NOTICE: Federal Circuit Local Rule 47.8(b) states that opinions and orders which are designated as not citable as precedent shall not be employed or cited as precedent. This does not preclude assertion of issues of claim preclusion, issue preclusion, judicial estoppel, law of the case or the like based on a decision of the Court rendered in a nonprecedential opinion or order.
Before MARKEY, Chief Judge, BENNETT, Senior Circuit Judge, and PAULINE NEWMAN, Circuit Judge.
Wall Industries, Inc. (Wall), in whose favor judgment was rendered in a tax refund case, filed an application for attorney fees under the Equal Access to Justice Act (EAJA), 28 U.S.C. Sec. 2412 (1982). The Claims Court (Gibson, J.) held that neither Wall nor its accounting firm, Arthur Young & Company (Young), the real party in interest, was eligible for fees under the Act. Wall Industries, Inc. v. United States, 15 Cl.Ct. 796 (1988). We affirm.
Wall and Young entered into a written agreement, the purpose of which was to settle all controversy between them regarding the latter's alleged negligence to file a timely, formal refund claim for Wall. Pursuant thereto Young paid Wall, the taxpayer, in settlement of Wall's claim with respect to a tax overpayment. In return, Wall agreed to institute a refund suit in its own name but Young was to choose and pay for legal counsel, have full control over trial strategy (except for a contingency that did not arise), and have authority to settle the case. Any recovery, including attorney fees, that might be allowed was to be paid over to Young. Suit was brought and judgment was entered in Wall's favor. Wall Industries, Inc. v. United States, 10 Cl.Ct. 82 (1986). Then, as agreed with Young, Wall filed an application for attorney fees which was denied and is now appealed.

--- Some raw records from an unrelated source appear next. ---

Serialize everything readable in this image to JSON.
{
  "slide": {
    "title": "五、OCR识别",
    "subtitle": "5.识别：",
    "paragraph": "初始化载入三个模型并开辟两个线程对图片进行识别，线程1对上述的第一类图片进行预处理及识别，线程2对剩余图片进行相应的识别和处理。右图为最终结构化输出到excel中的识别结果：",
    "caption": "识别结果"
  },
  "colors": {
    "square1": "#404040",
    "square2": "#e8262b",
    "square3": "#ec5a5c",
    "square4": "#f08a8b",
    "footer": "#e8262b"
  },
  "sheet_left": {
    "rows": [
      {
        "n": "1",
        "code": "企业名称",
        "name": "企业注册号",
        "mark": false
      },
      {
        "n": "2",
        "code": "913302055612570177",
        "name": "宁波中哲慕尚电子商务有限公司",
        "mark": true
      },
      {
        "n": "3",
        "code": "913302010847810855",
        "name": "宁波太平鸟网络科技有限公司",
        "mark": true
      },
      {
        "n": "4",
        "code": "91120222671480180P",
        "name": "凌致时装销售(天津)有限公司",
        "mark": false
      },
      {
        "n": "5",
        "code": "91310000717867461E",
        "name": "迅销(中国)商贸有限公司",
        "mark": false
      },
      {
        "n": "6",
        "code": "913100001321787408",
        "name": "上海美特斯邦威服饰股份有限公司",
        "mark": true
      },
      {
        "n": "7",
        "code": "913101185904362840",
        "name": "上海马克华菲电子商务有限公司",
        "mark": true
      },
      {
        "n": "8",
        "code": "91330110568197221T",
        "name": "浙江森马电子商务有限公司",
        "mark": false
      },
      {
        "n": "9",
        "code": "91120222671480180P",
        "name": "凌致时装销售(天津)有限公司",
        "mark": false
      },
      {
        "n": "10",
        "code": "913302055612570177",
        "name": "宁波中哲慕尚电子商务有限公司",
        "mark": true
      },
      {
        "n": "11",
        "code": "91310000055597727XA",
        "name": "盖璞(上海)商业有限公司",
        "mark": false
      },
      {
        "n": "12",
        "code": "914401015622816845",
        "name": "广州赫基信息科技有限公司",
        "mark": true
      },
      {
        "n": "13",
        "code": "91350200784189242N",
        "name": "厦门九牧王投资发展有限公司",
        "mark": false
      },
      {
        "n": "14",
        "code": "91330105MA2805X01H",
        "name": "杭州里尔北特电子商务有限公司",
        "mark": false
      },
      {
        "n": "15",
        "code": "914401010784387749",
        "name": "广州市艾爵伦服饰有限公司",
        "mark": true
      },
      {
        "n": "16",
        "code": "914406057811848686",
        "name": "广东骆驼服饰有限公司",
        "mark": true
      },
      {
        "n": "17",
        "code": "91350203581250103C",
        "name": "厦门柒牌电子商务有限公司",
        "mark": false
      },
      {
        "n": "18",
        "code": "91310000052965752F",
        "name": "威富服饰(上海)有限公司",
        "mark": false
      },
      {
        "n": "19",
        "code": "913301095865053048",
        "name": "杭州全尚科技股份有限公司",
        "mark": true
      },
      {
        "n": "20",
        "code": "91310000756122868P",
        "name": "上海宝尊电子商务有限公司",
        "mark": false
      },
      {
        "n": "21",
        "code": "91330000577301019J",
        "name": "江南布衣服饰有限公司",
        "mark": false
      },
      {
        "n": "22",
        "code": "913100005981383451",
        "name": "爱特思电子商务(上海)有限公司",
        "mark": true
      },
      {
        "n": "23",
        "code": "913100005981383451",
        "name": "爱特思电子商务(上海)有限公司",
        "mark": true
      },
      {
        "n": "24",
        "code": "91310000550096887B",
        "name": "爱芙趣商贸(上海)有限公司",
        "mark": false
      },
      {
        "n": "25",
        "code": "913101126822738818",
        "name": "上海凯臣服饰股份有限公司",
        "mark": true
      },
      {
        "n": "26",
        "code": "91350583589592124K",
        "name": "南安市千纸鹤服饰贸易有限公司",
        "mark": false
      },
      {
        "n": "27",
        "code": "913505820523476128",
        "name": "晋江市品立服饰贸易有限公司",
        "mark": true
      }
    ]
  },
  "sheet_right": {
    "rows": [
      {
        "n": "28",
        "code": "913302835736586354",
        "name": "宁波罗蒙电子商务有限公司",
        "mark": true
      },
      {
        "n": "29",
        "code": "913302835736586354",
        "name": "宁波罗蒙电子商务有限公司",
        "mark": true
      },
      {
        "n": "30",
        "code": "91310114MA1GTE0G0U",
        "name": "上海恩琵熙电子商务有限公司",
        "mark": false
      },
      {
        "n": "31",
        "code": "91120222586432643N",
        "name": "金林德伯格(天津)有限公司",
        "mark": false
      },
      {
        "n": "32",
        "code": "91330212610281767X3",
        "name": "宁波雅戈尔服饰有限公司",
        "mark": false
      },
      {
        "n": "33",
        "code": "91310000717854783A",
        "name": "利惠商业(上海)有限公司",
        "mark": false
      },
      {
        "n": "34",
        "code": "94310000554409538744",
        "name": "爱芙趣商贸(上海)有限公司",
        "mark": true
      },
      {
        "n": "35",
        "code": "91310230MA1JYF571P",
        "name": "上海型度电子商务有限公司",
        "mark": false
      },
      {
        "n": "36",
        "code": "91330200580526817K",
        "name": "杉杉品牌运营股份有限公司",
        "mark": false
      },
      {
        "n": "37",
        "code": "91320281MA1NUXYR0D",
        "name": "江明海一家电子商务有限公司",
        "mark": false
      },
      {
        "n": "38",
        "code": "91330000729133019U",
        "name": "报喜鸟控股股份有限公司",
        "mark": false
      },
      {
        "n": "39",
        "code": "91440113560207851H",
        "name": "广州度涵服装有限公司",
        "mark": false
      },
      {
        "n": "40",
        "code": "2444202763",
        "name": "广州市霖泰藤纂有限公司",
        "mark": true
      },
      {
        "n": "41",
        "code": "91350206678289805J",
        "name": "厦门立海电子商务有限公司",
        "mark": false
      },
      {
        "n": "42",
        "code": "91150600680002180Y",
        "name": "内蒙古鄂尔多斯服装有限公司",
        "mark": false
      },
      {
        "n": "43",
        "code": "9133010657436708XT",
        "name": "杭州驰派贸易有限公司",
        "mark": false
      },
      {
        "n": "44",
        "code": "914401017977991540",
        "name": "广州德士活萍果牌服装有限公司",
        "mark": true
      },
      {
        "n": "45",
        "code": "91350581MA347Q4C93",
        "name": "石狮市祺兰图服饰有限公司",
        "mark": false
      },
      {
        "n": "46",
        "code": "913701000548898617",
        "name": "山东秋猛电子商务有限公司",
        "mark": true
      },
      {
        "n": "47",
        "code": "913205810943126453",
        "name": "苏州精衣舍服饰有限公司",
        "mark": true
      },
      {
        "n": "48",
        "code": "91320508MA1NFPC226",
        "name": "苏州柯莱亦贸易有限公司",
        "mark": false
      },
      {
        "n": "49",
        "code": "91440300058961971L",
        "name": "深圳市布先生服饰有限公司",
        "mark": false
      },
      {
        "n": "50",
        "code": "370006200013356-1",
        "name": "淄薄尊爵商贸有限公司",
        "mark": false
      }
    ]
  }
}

The EAJA provides, inter alia, that an applicant must show each of several requirements to succeed, including: (1) that it was the prevailing party in the original action, (2) that it incurred the cost of the legal fees in that action, (3) that it must have a net worth of $7 million or less if a business or less than $2 million if an individual, and (4) if it is a business or organization it must employ 500 or fewer persons. See Secs. 2412(d)(1)(A) and --(d)(2)(B).
The Claims Court found that Wall was not the prevailing party in the original action because it was not the real party, but only a nominal party in interest by reason of the agreement with Young. Further, it was Young who received the proceeds from the judgment and, if eligible, would receive the attorney fees, having paid the same. The Claims Court held that Wall did not incur those fees or have any responsibility to do so and derived no benefit from the judgment. It was further found and adjudged that since Young was the real prevailing party in interest and paid the fees, it must still satisfy various eligibility requirements of the EAJA to recover. It did not qualify under the EAJA because its net worth and number of employees admittedly exceeded the statutory maximums. The fee application was accordingly denied.
We have carefully examined the record, the able briefs of the parties, and heard oral arguments, and are fully satisfied that the Claims Court decision was factually valid and sufficient and correct as a matter of law for the reasons and upon the authorities carefully set forth in its opinion which dismissed the fee application. Further, the possibility of an ineligible party using a nominally eligible party as a front to obtain fees otherwise unavailable is contrary to the Act and its legislative history and purpose and cannot be countenanced.